What is Vishing?

Voice phishing, or vishing, is a cybercrime that uses the telephone to steal personal or confidential information. Cybercriminals use persuasive language and scenarios that simulate legitimate phone calls. 

The following conversation is a real-life scenario of a vishing attack against Wells Fargo clients.

“Hello, this is Wells Fargo’s fraud department. We’re calling to inquire about an erroneous $800 transaction on your account. Could you confirm that you are the account owner before we continue?”

Vishing attackers may pretend to be government representatives from the IRS, the Social Security Administration, or Medicare. Scams may include bank impersonation, tech support fraud, and telemarking attacks where the caller claims to offer a free trip or a prize in exchange for personal information. 

Cybercriminals who have done their homework gain trust by divulging personal information about the victim, making the vishing attack even more believable. 

Types of Vishing Techniques

War dialing

War dialing, which may also be referred to as “wardialing,” is a technique to automatically dial a large list of telephone numbers in search of devices such as modems or fax machines that can be exploited. The purpose of war dialing is to target security vulnerabilities in wireless networks.

VoIP

This method of vishing involves the creation of fake phone numbers that are difficult to track. The calls may appear to be from the government, local hospitals, police departments, or other legitimate businesses. 

Caller ID Spoofing

To disguise their identity, cybercriminals may use caller ID spoofing to falsify the information displayed on the phone’s caller ID.  

Dumpster Diving

Dumpster divers locate financial statements, government records, medical bills, resumes, and other sensitive information simply by going through the victim’s rubbish. Information obtained about individuals or organizations could later be used for a cyberattack.

How To Prevent Vishing Scams

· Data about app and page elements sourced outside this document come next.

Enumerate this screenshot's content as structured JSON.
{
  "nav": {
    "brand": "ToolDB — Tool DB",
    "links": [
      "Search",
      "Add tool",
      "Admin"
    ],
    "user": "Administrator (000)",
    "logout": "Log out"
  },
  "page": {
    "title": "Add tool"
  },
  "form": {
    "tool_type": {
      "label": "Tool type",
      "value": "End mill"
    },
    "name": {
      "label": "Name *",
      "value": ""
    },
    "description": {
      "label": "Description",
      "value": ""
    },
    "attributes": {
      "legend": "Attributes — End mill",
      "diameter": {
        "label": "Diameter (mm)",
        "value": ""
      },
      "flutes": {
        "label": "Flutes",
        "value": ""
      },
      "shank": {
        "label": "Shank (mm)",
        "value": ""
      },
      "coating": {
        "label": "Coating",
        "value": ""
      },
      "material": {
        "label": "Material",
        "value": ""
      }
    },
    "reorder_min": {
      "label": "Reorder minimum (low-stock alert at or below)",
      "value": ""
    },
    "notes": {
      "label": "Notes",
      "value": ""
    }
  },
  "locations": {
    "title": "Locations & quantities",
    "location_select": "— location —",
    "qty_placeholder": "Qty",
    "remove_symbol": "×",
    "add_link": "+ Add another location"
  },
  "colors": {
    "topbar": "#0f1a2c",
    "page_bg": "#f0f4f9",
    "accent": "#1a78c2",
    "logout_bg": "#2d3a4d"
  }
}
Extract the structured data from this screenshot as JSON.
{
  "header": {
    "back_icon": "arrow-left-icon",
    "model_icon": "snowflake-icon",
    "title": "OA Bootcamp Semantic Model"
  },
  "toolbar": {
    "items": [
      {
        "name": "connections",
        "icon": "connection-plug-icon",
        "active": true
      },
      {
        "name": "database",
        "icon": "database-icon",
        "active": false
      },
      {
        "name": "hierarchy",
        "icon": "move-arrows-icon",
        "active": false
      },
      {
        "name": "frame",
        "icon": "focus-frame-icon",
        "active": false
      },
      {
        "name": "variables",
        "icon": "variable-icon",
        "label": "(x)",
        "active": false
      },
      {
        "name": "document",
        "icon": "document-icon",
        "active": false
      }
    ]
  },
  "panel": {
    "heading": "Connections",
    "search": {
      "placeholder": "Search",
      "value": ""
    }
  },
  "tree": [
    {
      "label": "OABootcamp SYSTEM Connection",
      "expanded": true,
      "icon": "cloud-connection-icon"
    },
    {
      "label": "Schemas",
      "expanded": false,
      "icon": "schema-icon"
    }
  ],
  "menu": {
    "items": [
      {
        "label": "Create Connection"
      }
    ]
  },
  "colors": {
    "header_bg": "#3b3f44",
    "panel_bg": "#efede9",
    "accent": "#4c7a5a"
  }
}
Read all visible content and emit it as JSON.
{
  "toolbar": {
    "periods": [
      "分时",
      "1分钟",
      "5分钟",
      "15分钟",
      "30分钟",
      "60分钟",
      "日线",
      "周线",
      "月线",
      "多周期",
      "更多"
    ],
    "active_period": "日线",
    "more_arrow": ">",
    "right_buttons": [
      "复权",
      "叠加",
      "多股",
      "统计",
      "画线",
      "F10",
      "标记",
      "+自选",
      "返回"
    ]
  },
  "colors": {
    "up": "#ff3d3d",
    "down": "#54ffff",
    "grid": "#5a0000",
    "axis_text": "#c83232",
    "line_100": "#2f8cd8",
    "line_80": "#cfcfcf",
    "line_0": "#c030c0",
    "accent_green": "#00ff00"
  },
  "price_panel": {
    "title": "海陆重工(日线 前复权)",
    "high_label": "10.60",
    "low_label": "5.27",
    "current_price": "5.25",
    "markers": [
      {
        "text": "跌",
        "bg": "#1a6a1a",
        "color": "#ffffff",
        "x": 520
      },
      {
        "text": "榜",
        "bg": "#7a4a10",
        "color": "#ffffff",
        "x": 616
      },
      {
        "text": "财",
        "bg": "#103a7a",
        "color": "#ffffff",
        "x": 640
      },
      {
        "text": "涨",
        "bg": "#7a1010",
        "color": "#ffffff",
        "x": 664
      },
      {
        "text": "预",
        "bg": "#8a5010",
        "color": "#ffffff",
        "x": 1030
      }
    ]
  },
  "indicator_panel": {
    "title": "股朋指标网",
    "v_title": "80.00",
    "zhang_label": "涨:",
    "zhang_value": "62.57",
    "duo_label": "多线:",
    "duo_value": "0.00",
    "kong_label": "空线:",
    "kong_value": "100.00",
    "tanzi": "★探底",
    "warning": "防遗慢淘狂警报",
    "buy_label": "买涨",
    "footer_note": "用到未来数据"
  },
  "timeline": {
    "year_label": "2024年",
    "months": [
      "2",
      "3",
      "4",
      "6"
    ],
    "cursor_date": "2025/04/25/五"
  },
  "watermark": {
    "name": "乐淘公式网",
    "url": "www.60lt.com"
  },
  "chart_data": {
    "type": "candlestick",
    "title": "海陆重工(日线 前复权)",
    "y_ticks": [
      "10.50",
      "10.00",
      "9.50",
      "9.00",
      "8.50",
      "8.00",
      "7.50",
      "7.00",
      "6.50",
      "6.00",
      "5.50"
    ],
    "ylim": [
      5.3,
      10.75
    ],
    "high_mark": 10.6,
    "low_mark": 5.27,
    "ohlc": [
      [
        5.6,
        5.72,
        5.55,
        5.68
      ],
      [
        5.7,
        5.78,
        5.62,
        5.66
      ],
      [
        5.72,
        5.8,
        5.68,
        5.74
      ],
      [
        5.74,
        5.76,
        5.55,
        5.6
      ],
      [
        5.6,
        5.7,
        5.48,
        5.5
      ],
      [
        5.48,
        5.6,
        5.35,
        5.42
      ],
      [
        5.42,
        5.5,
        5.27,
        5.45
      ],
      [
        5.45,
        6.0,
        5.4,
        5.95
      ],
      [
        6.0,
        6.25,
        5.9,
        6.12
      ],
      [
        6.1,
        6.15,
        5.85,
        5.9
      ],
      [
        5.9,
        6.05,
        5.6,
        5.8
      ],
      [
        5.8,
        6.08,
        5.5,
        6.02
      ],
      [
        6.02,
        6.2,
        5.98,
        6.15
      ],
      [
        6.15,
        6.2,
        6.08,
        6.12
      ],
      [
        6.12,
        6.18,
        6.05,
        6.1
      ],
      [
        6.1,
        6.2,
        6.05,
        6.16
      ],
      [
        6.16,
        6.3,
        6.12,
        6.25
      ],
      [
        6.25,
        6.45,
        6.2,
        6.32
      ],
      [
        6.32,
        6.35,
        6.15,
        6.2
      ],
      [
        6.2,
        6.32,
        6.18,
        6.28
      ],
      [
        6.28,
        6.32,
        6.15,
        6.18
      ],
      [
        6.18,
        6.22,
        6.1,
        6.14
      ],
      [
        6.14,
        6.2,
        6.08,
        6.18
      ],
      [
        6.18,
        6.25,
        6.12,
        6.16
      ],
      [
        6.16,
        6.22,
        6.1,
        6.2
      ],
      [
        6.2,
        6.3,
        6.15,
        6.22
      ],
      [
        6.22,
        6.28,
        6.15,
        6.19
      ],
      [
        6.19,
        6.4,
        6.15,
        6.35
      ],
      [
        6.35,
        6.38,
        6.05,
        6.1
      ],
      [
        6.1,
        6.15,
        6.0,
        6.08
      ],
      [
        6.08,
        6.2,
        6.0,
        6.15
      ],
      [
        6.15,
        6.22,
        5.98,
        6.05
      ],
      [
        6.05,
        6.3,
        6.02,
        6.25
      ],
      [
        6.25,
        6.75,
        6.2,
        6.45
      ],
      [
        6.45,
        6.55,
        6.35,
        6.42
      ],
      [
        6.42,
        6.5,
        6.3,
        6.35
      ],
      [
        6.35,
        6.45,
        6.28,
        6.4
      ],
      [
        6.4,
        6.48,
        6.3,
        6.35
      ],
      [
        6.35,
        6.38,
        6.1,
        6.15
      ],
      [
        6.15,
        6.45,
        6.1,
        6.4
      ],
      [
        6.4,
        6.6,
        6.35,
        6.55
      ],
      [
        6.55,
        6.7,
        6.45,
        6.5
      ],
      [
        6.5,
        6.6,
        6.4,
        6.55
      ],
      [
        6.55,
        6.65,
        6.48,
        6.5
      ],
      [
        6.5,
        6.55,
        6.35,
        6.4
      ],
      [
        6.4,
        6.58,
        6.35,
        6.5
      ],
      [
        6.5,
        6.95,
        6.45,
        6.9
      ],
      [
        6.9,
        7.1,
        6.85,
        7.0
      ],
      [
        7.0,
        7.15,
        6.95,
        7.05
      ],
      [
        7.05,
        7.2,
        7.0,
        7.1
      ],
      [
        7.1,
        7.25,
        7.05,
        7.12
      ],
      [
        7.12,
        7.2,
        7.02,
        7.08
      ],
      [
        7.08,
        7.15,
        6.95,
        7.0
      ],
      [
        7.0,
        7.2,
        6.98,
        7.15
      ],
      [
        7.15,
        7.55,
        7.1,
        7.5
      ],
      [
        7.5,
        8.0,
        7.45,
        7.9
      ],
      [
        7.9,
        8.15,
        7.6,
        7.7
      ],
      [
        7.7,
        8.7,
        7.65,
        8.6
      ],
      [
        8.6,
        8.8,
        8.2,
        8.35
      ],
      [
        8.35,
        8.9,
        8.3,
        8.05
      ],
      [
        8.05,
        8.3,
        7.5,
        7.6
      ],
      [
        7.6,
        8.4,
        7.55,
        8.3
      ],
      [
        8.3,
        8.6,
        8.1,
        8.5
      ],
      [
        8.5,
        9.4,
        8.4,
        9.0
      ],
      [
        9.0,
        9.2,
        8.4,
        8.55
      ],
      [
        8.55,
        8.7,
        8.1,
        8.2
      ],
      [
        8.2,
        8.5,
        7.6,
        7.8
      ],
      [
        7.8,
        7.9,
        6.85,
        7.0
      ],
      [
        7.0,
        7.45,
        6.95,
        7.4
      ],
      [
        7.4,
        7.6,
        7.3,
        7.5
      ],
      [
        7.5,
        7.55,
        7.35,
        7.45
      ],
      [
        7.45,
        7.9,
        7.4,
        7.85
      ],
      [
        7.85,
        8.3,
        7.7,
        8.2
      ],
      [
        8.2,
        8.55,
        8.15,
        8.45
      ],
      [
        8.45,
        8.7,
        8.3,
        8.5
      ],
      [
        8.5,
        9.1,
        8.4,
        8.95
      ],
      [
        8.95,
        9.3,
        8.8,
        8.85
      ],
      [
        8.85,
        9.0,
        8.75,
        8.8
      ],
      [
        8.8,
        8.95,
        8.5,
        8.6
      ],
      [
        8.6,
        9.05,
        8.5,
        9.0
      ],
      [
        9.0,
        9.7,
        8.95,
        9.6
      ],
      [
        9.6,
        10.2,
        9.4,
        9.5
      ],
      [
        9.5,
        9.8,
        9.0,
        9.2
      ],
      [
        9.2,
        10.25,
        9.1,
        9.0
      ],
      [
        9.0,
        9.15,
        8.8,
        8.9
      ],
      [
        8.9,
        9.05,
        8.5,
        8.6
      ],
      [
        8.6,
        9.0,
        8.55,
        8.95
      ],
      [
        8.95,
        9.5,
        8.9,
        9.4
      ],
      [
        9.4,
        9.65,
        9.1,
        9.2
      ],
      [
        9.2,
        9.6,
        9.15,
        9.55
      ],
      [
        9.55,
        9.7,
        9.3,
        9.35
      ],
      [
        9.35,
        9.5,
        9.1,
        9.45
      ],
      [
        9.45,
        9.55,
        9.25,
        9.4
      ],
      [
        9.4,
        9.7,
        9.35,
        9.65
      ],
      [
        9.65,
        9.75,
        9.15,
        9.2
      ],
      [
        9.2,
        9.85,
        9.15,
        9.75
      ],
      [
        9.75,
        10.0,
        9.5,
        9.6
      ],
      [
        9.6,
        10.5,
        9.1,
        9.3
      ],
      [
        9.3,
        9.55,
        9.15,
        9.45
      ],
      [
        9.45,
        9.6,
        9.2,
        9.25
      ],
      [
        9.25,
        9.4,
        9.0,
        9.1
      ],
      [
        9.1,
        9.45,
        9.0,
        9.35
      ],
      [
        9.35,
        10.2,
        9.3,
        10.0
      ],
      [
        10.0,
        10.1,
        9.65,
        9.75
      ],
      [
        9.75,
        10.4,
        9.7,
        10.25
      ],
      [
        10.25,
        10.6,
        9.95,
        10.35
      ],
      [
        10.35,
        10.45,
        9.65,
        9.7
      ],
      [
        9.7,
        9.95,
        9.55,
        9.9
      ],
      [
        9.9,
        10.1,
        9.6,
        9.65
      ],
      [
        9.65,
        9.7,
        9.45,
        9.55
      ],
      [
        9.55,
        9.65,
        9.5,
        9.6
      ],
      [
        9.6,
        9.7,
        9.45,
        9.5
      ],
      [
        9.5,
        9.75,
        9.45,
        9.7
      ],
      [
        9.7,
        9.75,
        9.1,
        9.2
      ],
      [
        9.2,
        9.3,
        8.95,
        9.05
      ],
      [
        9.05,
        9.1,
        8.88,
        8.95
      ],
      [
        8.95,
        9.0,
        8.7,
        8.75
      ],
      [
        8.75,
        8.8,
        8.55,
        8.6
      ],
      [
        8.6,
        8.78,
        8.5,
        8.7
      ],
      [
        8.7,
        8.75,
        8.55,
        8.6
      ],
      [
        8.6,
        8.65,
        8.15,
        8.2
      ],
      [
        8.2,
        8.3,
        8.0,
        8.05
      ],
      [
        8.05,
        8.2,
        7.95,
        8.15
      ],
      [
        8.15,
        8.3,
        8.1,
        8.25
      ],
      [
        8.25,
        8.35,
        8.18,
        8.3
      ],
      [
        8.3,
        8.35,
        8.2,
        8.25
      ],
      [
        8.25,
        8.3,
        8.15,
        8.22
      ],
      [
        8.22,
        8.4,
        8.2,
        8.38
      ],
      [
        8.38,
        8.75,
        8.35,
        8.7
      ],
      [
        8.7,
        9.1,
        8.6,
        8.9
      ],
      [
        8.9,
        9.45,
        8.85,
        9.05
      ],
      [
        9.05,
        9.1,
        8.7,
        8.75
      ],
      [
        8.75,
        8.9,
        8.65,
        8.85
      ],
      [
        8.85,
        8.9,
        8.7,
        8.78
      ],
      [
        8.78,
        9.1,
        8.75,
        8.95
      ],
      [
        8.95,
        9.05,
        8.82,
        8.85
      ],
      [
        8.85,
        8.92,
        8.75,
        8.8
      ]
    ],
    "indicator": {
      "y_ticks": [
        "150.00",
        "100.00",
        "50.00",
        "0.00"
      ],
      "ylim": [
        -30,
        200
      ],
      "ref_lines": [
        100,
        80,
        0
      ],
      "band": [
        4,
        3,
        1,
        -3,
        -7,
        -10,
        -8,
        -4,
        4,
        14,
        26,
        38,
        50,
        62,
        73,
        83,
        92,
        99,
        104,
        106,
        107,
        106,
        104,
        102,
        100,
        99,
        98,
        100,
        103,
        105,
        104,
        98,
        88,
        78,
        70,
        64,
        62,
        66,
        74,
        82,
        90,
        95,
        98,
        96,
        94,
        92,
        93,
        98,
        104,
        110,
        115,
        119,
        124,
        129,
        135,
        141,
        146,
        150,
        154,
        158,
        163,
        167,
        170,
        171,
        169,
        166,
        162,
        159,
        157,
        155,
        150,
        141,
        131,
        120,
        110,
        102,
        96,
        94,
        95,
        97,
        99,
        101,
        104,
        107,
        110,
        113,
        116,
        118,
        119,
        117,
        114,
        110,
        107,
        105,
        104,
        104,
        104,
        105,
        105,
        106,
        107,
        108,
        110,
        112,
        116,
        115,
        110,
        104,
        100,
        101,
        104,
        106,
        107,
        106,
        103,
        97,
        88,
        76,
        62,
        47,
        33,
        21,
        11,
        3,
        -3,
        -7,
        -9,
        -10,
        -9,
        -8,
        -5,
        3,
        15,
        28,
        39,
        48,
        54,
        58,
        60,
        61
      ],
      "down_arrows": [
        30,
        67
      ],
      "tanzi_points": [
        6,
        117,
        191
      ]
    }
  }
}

  • Never divulge social security numbers, credit card numbers, account numbers, or other personal information on the phone. Banks, hospitals, and government agencies will never call you for personal information. 
  • Do not answer calls from unknown numbers. Let the call go to voicemail. 
  • Pay attention to the language being used by the caller. Vishing attacks take advantage of basic human behaviors such as fear, greed, and trust. 
  • Do not respond to emails or social messages asking for your phone number.
  • Register your phone number with the Do Not Call Registry. 
  • Use common sense when dealing with any caller you do not recognize. Do not respond to requests to transfer funds, provide confidential information or email documents fro your personal account.  

Don’t let your team be talked into a scam. Let us help them build good cyber habits.